TASK DETAILS: Every entry must appear in the answer exactly as written.

Excerpts from an interface dataset:

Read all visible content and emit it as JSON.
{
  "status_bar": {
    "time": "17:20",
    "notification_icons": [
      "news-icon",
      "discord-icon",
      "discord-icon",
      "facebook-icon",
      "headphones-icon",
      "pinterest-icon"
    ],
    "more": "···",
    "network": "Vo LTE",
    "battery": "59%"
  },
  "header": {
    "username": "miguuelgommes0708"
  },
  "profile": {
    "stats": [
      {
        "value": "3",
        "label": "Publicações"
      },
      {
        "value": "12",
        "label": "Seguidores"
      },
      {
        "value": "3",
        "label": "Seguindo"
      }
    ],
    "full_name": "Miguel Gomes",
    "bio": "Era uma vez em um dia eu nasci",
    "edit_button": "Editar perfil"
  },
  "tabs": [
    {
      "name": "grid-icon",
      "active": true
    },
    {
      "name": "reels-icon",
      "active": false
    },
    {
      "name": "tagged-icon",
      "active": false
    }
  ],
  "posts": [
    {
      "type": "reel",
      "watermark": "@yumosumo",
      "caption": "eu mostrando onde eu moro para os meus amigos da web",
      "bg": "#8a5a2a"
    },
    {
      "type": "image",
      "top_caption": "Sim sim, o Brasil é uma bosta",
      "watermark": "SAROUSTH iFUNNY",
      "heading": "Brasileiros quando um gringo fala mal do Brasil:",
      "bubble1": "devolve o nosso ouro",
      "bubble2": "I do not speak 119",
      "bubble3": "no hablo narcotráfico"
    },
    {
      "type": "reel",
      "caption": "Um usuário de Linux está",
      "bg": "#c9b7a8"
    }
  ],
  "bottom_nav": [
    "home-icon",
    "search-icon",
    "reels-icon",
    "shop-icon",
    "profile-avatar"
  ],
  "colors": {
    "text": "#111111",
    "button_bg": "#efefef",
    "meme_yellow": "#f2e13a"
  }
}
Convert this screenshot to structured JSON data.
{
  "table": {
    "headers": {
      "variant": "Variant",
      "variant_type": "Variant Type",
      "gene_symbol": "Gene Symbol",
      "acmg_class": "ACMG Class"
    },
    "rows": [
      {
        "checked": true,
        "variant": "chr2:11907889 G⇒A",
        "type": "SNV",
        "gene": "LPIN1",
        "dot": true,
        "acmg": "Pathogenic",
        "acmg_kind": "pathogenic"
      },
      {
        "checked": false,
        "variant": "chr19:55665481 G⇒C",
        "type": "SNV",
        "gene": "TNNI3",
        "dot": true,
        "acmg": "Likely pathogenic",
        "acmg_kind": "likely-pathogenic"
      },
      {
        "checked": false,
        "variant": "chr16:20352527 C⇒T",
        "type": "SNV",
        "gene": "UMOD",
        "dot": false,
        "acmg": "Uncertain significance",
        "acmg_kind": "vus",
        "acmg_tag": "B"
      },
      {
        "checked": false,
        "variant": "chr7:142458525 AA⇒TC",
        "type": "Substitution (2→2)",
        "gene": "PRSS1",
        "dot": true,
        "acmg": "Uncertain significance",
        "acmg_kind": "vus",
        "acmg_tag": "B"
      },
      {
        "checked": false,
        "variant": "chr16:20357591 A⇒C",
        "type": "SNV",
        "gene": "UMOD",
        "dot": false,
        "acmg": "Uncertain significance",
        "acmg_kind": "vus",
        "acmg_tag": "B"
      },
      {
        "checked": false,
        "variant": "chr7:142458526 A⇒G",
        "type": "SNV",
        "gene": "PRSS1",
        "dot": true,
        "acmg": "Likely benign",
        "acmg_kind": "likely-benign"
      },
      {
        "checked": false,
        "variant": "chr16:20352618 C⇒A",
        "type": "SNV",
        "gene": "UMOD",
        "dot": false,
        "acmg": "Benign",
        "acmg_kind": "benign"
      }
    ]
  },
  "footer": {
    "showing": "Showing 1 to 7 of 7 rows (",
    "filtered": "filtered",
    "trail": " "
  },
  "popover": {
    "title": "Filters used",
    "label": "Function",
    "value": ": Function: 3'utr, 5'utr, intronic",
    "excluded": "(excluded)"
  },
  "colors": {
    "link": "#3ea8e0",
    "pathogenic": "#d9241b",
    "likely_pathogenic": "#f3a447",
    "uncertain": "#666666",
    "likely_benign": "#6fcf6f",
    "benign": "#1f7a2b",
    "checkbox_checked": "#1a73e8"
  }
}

RESPONSE BELOW:
Read all visible content and emit it as JSON.
{
  "status_bar": {
    "time": "17:20",
    "notification_icons": [
      "news-icon",
      "discord-icon",
      "discord-icon",
      "facebook-icon",
      "headphones-icon",
      "pinterest-icon"
    ],
    "more": "···",
    "network": "Vo LTE",
    "battery": "59%"
  },
  "header": {
    "username": "miguuelgommes0708"
  },
  "profile": {
    "stats": [
      {
        "value": "3",
        "label": "Publicações"
      },
      {
        "value": "12",
        "label": "Seguidores"
      },
      {
        "value": "3",
        "label": "Seguindo"
      }
    ],
    "full_name": "Miguel Gomes",
    "bio": "Era uma vez em um dia eu nasci",
    "edit_button": "Editar perfil"
  },
  "tabs": [
    {
      "name": "grid-icon",
      "active": true
    },
    {
      "name": "reels-icon",
      "active": false
    },
    {
      "name": "tagged-icon",
      "active": false
    }
  ],
  "posts": [
    {
      "type": "reel",
      "watermark": "@yumosumo",
      "caption": "eu mostrando onde eu moro para os meus amigos da web",
      "bg": "#8a5a2a"
    },
    {
      "type": "image",
      "top_caption": "Sim sim, o Brasil é uma bosta",
      "watermark": "SAROUSTH iFUNNY",
      "heading": "Brasileiros quando um gringo fala mal do Brasil:",
      "bubble1": "devolve o nosso ouro",
      "bubble2": "I do not speak 119",
      "bubble3": "no hablo narcotráfico"
    },
    {
      "type": "reel",
      "caption": "Um usuário de Linux está",
      "bg": "#c9b7a8"
    }
  ],
  "bottom_nav": [
    "home-icon",
    "search-icon",
    "reels-icon",
    "shop-icon",
    "profile-avatar"
  ],
  "colors": {
    "text": "#111111",
    "button_bg": "#efefef",
    "meme_yellow": "#f2e13a"
  }
}
Convert this screenshot to structured JSON data.
{
  "table": {
    "headers": {
      "variant": "Variant",
      "variant_type": "Variant Type",
      "gene_symbol": "Gene Symbol",
      "acmg_class": "ACMG Class"
    },
    "rows": [
      {
        "checked": true,
        "variant": "chr2:11907889 G⇒A",
        "type": "SNV",
        "gene": "LPIN1",
        "dot": true,
        "acmg": "Pathogenic",
        "acmg_kind": "pathogenic"
      },
      {
        "checked": false,
        "variant": "chr19:55665481 G⇒C",
        "type": "SNV",
        "gene": "TNNI3",
        "dot": true,
        "acmg": "Likely pathogenic",
        "acmg_kind": "likely-pathogenic"
      },
      {
        "checked": false,
        "variant": "chr16:20352527 C⇒T",
        "type": "SNV",
        "gene": "UMOD",
        "dot": false,
        "acmg": "Uncertain significance",
        "acmg_kind": "vus",
        "acmg_tag": "B"
      },
      {
        "checked": false,
        "variant": "chr7:142458525 AA⇒TC",
        "type": "Substitution (2→2)",
        "gene": "PRSS1",
        "dot": true,
        "acmg": "Uncertain significance",
        "acmg_kind": "vus",
        "acmg_tag": "B"
      },
      {
        "checked": false,
        "variant": "chr16:20357591 A⇒C",
        "type": "SNV",
        "gene": "UMOD",
        "dot": false,
        "acmg": "Uncertain significance",
        "acmg_kind": "vus",
        "acmg_tag": "B"
      },
      {
        "checked": false,
        "variant": "chr7:142458526 A⇒G",
        "type": "SNV",
        "gene": "PRSS1",
        "dot": true,
        "acmg": "Likely benign",
        "acmg_kind": "likely-benign"
      },
      {
        "checked": false,
        "variant": "chr16:20352618 C⇒A",
        "type": "SNV",
        "gene": "UMOD",
        "dot": false,
        "acmg": "Benign",
        "acmg_kind": "benign"
      }
    ]
  },
  "footer": {
    "showing": "Showing 1 to 7 of 7 rows (",
    "filtered": "filtered",
    "trail": " "
  },
  "popover": {
    "title": "Filters used",
    "label": "Function",
    "value": ": Function: 3'utr, 5'utr, intronic",
    "excluded": "(excluded)"
  },
  "colors": {
    "link": "#3ea8e0",
    "pathogenic": "#d9241b",
    "likely_pathogenic": "#f3a447",
    "uncertain": "#666666",
    "likely_benign": "#6fcf6f",
    "benign": "#1f7a2b",
    "checkbox_checked": "#1a73e8"
  }
}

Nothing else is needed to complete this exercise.